# PROBLEM TO WORK ON
Every line in the listing below that holds the word "Different" should be returned.

# INPUT DATA
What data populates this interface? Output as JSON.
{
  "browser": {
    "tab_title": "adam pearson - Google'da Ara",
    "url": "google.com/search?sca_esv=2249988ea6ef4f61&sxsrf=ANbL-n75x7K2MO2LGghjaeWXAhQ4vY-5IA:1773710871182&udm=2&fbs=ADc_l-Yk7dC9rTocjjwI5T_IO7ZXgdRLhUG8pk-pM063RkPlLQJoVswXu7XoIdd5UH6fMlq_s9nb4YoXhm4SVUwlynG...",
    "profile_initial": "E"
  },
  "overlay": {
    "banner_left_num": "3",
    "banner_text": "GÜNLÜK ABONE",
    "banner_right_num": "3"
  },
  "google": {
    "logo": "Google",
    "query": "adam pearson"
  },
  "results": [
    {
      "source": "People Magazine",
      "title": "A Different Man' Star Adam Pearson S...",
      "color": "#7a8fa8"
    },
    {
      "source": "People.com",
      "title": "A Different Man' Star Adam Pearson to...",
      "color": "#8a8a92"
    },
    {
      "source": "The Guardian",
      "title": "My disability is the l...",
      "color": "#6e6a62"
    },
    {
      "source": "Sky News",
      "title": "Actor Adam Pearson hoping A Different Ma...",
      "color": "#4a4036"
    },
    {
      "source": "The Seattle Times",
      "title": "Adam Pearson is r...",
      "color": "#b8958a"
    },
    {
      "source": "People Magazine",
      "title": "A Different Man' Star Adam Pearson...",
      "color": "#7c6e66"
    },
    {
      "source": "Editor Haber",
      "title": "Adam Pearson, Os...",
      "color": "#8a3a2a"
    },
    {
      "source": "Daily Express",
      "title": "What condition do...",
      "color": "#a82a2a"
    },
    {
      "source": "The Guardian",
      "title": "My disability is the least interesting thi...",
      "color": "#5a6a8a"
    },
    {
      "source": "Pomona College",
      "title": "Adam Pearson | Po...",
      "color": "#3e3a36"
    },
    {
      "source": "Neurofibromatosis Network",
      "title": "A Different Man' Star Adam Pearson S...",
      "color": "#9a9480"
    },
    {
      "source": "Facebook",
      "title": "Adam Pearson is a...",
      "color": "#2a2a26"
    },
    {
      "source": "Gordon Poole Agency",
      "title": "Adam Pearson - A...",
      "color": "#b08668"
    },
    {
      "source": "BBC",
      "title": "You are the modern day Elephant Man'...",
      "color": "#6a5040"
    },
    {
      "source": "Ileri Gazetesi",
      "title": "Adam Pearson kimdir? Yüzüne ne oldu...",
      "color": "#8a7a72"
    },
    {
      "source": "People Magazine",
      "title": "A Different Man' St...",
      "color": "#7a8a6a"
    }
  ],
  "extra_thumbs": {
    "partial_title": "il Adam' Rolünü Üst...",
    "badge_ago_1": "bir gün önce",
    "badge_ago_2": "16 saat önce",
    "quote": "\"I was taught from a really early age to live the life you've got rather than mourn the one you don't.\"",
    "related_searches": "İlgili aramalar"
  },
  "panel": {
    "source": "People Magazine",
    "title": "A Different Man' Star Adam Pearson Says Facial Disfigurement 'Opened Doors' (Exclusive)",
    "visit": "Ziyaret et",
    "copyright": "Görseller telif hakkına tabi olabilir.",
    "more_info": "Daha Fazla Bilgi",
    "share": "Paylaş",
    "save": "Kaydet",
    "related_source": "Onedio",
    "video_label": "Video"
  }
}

# RESPONSE
      "title": "A Different Man' Star Adam Pearson S...",
      "title": "A Different Man' Star Adam Pearson to...",
      "title": "Actor Adam Pearson hoping A Different Ma...",
      "title": "A Different Man' Star Adam Pearson...",
      "title": "A Different Man' Star Adam Pearson S...",
      "title": "A Different Man' St...",
    "title": "A Different Man' Star Adam Pearson Says Facial Disfigurement 'Opened Doors' (Exclusive)",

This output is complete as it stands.